You may be tempted to forget all about your taxes once you've filed your tax return,
but that's not a good idea. If you start your tax planning now, you may avoid a tax
surprise when you file next year. Also, now is a good time to set up a system so you
can keep your tax records safe and easy to find. Here are some tips to give you a leg
up on next year's taxes:
Take action when life changes occur. Some life events (such as
marriage, divorce, or the birth of a child) can change the amount of tax you pay.
When they happen, you may need to change the amount of tax withheld from your pay. To
do that, file a new Form W-4 ("Employee's Withholding Allowance Certificate") with
your employer. If you make estimated payments, those may need to be changed as well.
Keep records safe. Put your 2014 tax return and supporting records in

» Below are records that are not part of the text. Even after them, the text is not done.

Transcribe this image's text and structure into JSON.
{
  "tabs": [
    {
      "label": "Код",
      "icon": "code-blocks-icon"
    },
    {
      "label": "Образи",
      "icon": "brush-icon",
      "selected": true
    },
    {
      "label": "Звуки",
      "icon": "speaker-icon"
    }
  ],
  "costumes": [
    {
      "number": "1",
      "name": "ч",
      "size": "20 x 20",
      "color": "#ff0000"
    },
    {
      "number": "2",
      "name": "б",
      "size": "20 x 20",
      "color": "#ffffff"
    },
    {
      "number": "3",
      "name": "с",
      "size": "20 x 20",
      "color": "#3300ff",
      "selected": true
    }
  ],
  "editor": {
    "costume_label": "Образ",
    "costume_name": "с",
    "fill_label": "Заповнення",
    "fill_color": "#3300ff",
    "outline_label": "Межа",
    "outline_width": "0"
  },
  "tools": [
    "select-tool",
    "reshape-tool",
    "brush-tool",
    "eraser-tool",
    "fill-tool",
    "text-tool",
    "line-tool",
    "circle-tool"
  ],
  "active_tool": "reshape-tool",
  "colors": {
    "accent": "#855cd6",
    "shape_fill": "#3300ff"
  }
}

a safe place. If you ever need your tax return or records, it will be easy for you to
get them. You'll need your supporting documents if you are ever audited by the IRS.
You may need a copy of your tax return if you apply for a home loan or financial aid.

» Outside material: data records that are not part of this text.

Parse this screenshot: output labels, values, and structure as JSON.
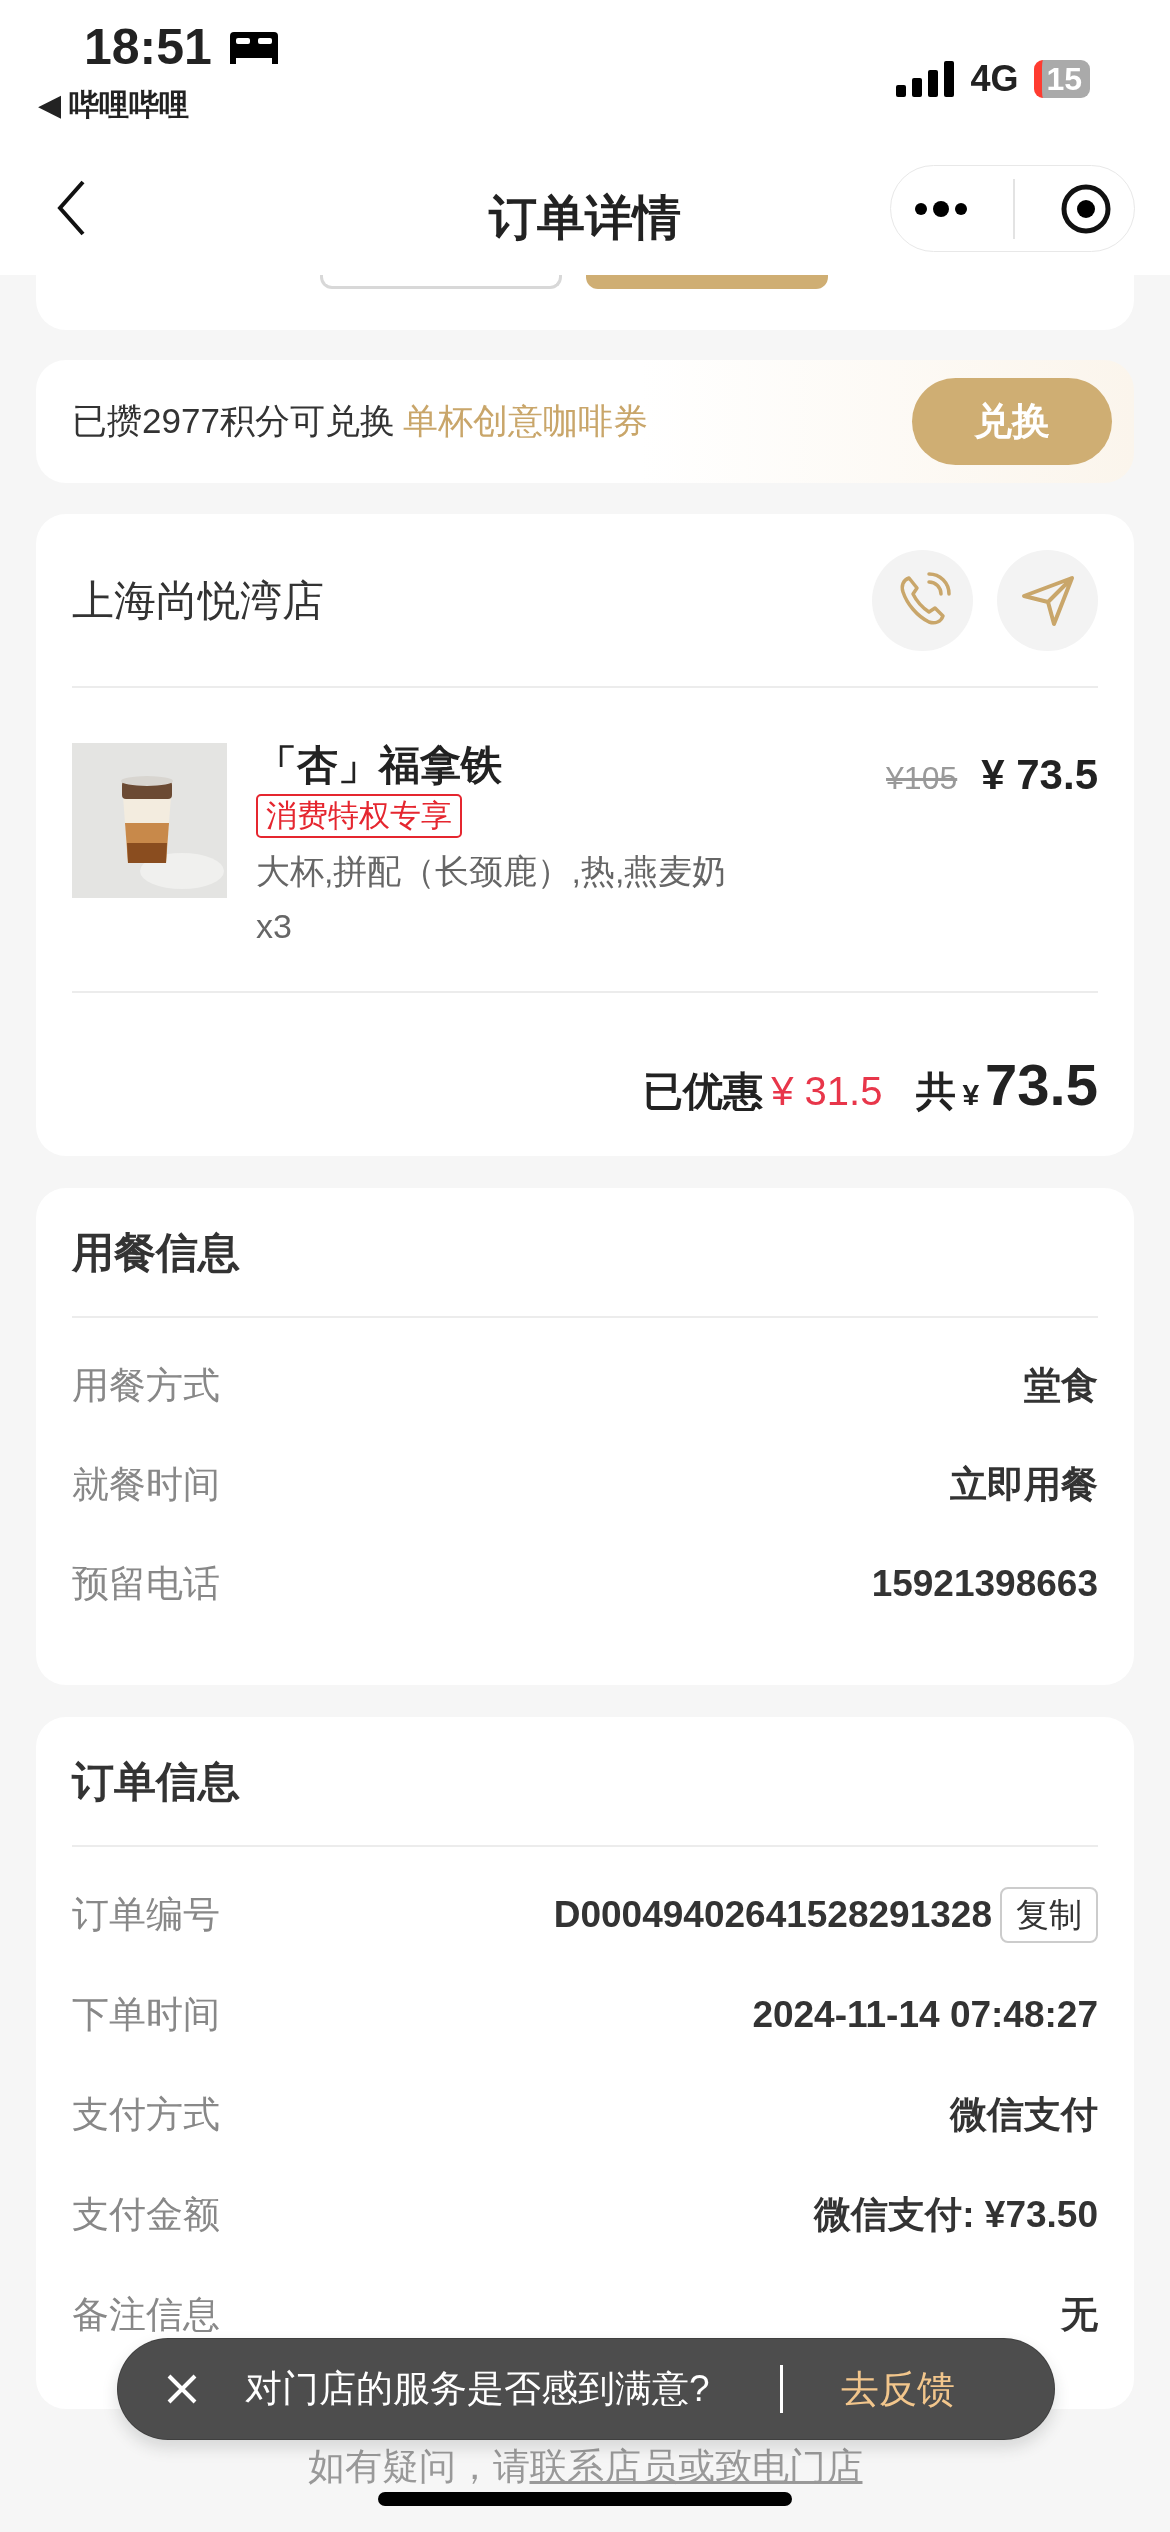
{
  "status_bar": {
    "time": "18:51",
    "back_app": "◀ 哔哩哔哩",
    "network": "4G",
    "battery": "15"
  },
  "nav": {
    "title": "订单详情"
  },
  "top_card": {
    "buttons": [
      {
        "kind": "outline"
      },
      {
        "kind": "filled"
      }
    ]
  },
  "points_banner": {
    "text": "已攒2977积分可兑换",
    "highlight": "单杯创意咖啡券",
    "button": "兑换"
  },
  "store": {
    "name": "上海尚悦湾店",
    "items": [
      {
        "kind": "picture",
        "name": "「杏」福拿铁",
        "tag": "消费特权专享",
        "specs": "大杯,拼配（长颈鹿）,热,燕麦奶",
        "quantity": "x3",
        "original_price": "¥105",
        "price": "¥ 73.5"
      }
    ],
    "discount_label": "已优惠",
    "discount": "¥ 31.5",
    "total_label": "共",
    "currency": "¥",
    "total": "73.5"
  },
  "dining_info": {
    "title": "用餐信息",
    "rows": [
      {
        "label": "用餐方式",
        "value": "堂食"
      },
      {
        "label": "就餐时间",
        "value": "立即用餐"
      },
      {
        "label": "预留电话",
        "value": "15921398663"
      }
    ]
  },
  "order_info": {
    "title": "订单信息",
    "rows": [
      {
        "label": "订单编号",
        "value": "D00049402641528291328",
        "action": "复制"
      },
      {
        "label": "下单时间",
        "value": "2024-11-14 07:48:27"
      },
      {
        "label": "支付方式",
        "value": "微信支付"
      },
      {
        "label": "支付金额",
        "value": "微信支付: ¥73.50"
      },
      {
        "label": "备注信息",
        "value": "无"
      }
    ]
  },
  "toast": {
    "message": "对门店的服务是否感到满意?",
    "action": "去反馈"
  },
  "footer": {
    "prefix": "如有疑问，请",
    "link": "联系店员或致电门店"
  }
}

Stay organized. Make tax time easier. Have your family put tax
records in the same place during the year. That way you won't have to search for
misplaced records when you file next year.

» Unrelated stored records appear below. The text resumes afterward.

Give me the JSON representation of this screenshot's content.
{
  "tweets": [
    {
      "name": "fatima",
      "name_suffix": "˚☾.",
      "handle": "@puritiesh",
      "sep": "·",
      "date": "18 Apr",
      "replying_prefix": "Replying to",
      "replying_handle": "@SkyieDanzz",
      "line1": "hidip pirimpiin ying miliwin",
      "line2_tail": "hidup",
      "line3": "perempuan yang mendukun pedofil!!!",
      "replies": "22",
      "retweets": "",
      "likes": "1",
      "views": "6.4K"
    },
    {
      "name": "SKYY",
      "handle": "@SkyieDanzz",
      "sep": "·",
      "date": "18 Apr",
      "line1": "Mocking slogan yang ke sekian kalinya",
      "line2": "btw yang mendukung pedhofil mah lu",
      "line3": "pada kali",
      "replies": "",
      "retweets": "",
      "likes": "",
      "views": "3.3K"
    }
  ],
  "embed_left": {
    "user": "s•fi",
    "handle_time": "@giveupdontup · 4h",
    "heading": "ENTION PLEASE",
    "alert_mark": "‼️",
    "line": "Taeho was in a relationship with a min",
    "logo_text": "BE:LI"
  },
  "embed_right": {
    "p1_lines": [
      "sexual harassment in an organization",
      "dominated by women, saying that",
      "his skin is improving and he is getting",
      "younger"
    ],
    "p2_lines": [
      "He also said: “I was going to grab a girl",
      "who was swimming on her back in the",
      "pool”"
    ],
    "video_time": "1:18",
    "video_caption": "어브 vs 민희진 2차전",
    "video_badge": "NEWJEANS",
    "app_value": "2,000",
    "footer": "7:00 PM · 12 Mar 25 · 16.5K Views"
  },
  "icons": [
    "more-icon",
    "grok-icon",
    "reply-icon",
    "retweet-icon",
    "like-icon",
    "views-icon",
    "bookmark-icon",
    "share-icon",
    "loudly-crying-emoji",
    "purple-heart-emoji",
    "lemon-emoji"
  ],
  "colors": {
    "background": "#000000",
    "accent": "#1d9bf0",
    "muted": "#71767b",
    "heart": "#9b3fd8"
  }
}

If you are self-employed, here are a couple of additional tax tips to consider:
Employ your child. Doing so shifts income (which is not subject to
the "kiddie tax") from you to your child, who normally is in a lower tax bracket or
may avoid tax entirely due to the standard deduction. There can also be payroll tax
savings; plus, the earnings can enable the child to contribute to an IRA. However,
the wages paid must be reasonable given the child's age and work skills. Also, if the
child is in college, or is entering soon, having too much earned income can have a
detrimental impact on the student's need-based financial aid eligibility.
Avoid the hobby loss rules. A lot of businesses that are just
starting out or have hit a bump in the road may wind up showing a loss for the year.
The last thing the business owner wants in this situation is for the IRS to come
knocking on the door arguing the business's losses aren't deductible because the
activity is just a hobby for the owner. If your business is expecting a loss this
year, we should talk as soon as possible to make sure you do everything possible to
maximize the tax benefit of the loss and minimize its economic impact.
This publication is distributed with the understanding that the author, publisher and
distributor are not rendering legal, accounting or other professional advice or
opinions on specific facts or matters, and, accordingly, assume no liability
whatsoever in connection with its use. The information contained in this newsletter
was not intended or written to be used and cannot be used for the purpose of (1)
avoiding tax-related penalties prescribed by the Internal Revenue Code or (2)
promoting or marketing any tax-related matter addressed herein. © 2015